▸ AIM OF THE EXERCISE: Keep the pictures out. Copy every line of the listing exactly.

+ + + +

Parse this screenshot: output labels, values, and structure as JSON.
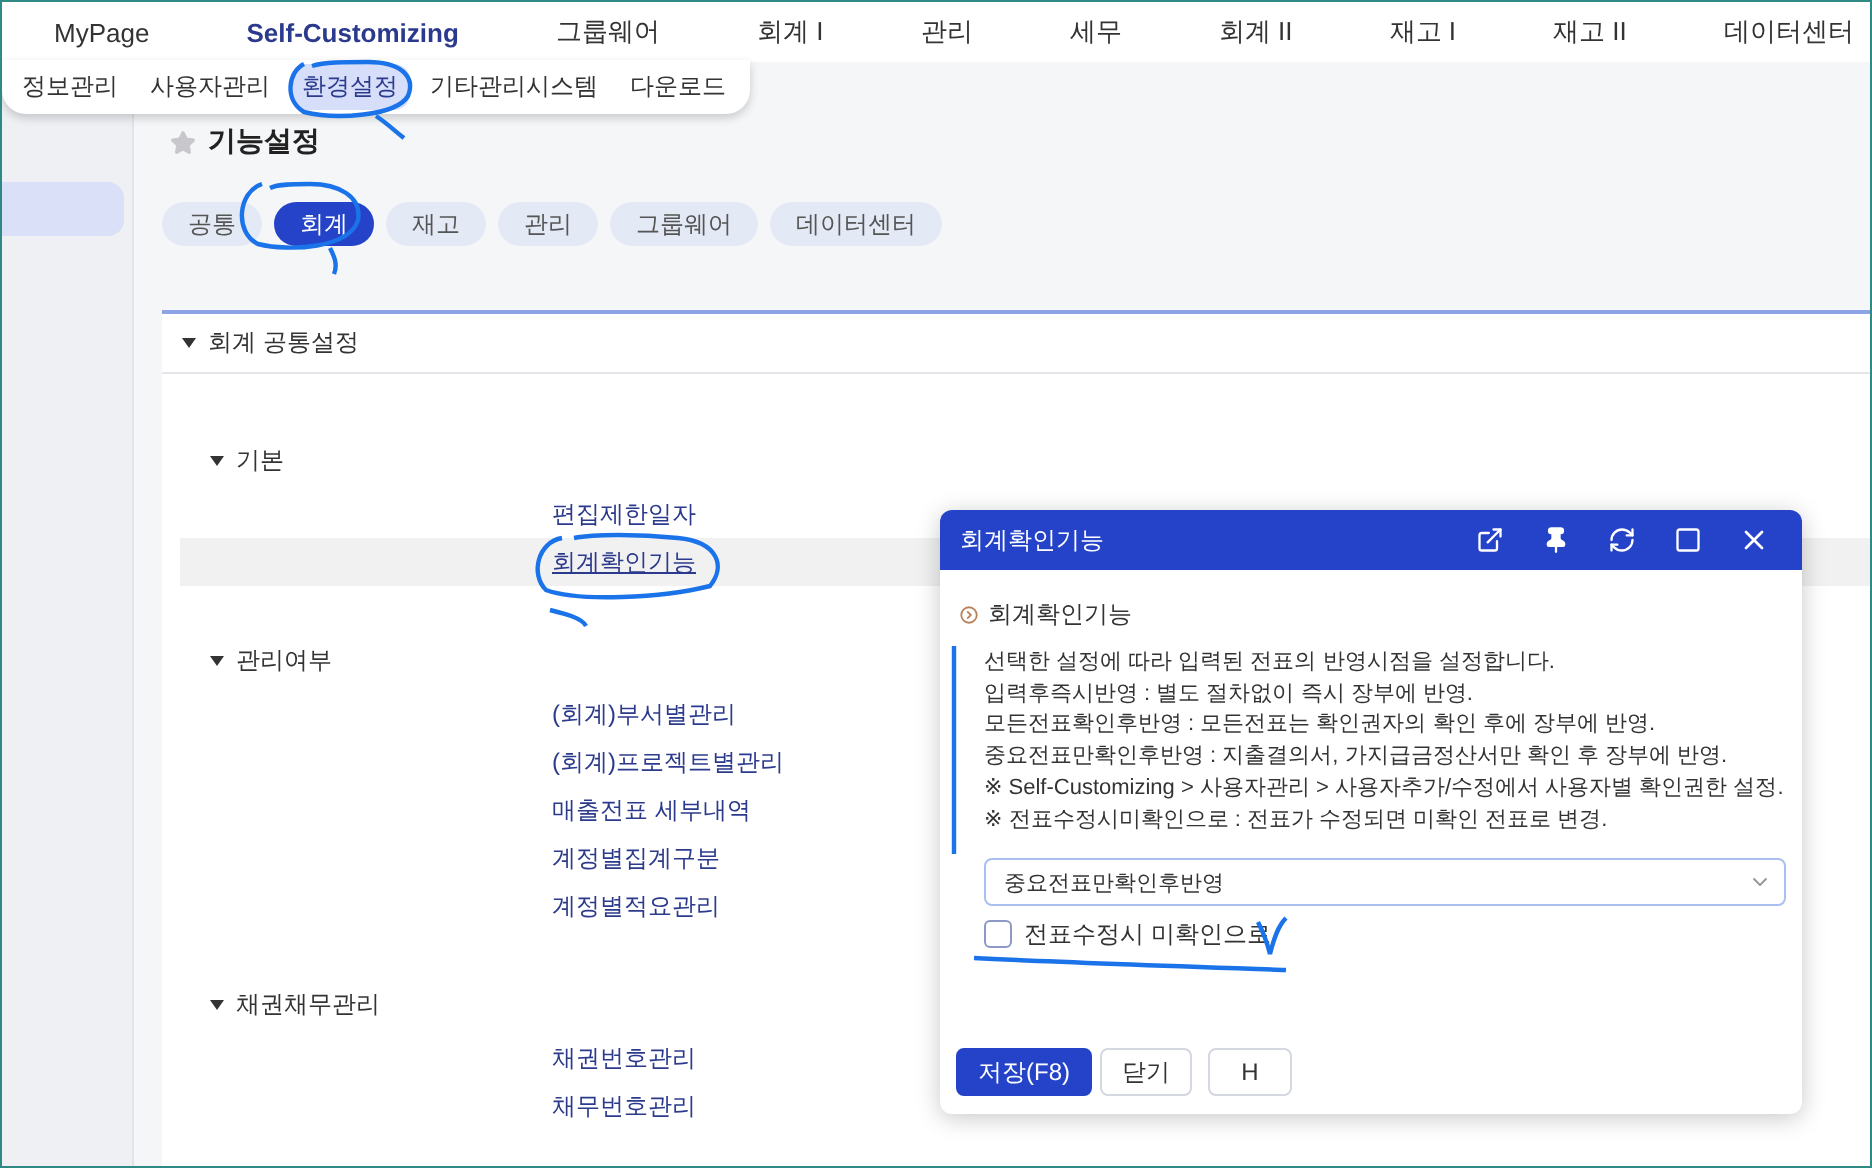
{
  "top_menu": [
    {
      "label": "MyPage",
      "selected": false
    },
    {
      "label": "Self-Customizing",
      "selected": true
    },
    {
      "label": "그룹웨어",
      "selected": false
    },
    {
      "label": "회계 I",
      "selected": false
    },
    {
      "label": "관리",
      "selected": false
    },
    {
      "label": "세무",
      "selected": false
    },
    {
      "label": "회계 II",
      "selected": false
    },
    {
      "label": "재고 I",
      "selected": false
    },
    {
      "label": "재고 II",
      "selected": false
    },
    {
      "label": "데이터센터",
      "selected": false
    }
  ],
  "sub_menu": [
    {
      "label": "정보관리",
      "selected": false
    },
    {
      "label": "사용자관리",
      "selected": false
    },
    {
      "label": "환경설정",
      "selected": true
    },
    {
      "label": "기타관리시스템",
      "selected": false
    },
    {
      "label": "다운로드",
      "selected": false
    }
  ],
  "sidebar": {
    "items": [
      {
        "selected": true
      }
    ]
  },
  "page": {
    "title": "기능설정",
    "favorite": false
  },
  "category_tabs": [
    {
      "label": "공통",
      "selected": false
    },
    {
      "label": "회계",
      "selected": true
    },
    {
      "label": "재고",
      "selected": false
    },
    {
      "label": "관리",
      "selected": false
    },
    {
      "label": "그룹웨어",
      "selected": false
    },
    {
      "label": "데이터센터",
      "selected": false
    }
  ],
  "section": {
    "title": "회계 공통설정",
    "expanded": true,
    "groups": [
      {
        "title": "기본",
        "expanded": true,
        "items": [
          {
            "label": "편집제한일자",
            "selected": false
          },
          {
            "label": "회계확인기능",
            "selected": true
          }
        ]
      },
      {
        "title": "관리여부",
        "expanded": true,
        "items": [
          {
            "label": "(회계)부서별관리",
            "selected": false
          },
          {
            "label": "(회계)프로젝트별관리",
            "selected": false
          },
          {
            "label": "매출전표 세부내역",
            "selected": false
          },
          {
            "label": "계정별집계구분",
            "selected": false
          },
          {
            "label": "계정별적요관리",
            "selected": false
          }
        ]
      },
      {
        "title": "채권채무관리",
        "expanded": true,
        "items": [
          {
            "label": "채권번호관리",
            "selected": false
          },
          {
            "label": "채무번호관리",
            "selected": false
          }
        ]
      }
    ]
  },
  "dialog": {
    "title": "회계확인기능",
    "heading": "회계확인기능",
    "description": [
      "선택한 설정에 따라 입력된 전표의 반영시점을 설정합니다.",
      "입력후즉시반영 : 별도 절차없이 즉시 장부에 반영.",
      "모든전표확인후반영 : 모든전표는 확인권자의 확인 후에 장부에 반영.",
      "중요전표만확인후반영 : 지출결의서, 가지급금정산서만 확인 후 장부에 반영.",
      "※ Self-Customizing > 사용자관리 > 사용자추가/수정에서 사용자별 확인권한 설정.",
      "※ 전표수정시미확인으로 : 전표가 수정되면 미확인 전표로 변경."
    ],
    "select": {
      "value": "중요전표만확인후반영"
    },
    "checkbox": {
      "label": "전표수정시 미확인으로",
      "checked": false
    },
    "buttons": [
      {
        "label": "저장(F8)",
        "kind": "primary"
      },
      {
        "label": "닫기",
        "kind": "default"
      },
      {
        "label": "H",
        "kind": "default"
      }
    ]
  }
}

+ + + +

▸ THE COMPLETED TASK:
Parse this screenshot: output labels, values, and structure as JSON.
{
  "top_menu": [
    {
      "label": "MyPage",
      "selected": false
    },
    {
      "label": "Self-Customizing",
      "selected": true
    },
    {
      "label": "그룹웨어",
      "selected": false
    },
    {
      "label": "회계 I",
      "selected": false
    },
    {
      "label": "관리",
      "selected": false
    },
    {
      "label": "세무",
      "selected": false
    },
    {
      "label": "회계 II",
      "selected": false
    },
    {
      "label": "재고 I",
      "selected": false
    },
    {
      "label": "재고 II",
      "selected": false
    },
    {
      "label": "데이터센터",
      "selected": false
    }
  ],
  "sub_menu": [
    {
      "label": "정보관리",
      "selected": false
    },
    {
      "label": "사용자관리",
      "selected": false
    },
    {
      "label": "환경설정",
      "selected": true
    },
    {
      "label": "기타관리시스템",
      "selected": false
    },
    {
      "label": "다운로드",
      "selected": false
    }
  ],
  "sidebar": {
    "items": [
      {
        "selected": true
      }
    ]
  },
  "page": {
    "title": "기능설정",
    "favorite": false
  },
  "category_tabs": [
    {
      "label": "공통",
      "selected": false
    },
    {
      "label": "회계",
      "selected": true
    },
    {
      "label": "재고",
      "selected": false
    },
    {
      "label": "관리",
      "selected": false
    },
    {
      "label": "그룹웨어",
      "selected": false
    },
    {
      "label": "데이터센터",
      "selected": false
    }
  ],
  "section": {
    "title": "회계 공통설정",
    "expanded": true,
    "groups": [
      {
        "title": "기본",
        "expanded": true,
        "items": [
          {
            "label": "편집제한일자",
            "selected": false
          },
          {
            "label": "회계확인기능",
            "selected": true
          }
        ]
      },
      {
        "title": "관리여부",
        "expanded": true,
        "items": [
          {
            "label": "(회계)부서별관리",
            "selected": false
          },
          {
            "label": "(회계)프로젝트별관리",
            "selected": false
          },
          {
            "label": "매출전표 세부내역",
            "selected": false
          },
          {
            "label": "계정별집계구분",
            "selected": false
          },
          {
            "label": "계정별적요관리",
            "selected": false
          }
        ]
      },
      {
        "title": "채권채무관리",
        "expanded": true,
        "items": [
          {
            "label": "채권번호관리",
            "selected": false
          },
          {
            "label": "채무번호관리",
            "selected": false
          }
        ]
      }
    ]
  },
  "dialog": {
    "title": "회계확인기능",
    "heading": "회계확인기능",
    "description": [
      "선택한 설정에 따라 입력된 전표의 반영시점을 설정합니다.",
      "입력후즉시반영 : 별도 절차없이 즉시 장부에 반영.",
      "모든전표확인후반영 : 모든전표는 확인권자의 확인 후에 장부에 반영.",
      "중요전표만확인후반영 : 지출결의서, 가지급금정산서만 확인 후 장부에 반영.",
      "※ Self-Customizing > 사용자관리 > 사용자추가/수정에서 사용자별 확인권한 설정.",
      "※ 전표수정시미확인으로 : 전표가 수정되면 미확인 전표로 변경."
    ],
    "select": {
      "value": "중요전표만확인후반영"
    },
    "checkbox": {
      "label": "전표수정시 미확인으로",
      "checked": false
    },
    "buttons": [
      {
        "label": "저장(F8)",
        "kind": "primary"
      },
      {
        "label": "닫기",
        "kind": "default"
      },
      {
        "label": "H",
        "kind": "default"
      }
    ]
  }
}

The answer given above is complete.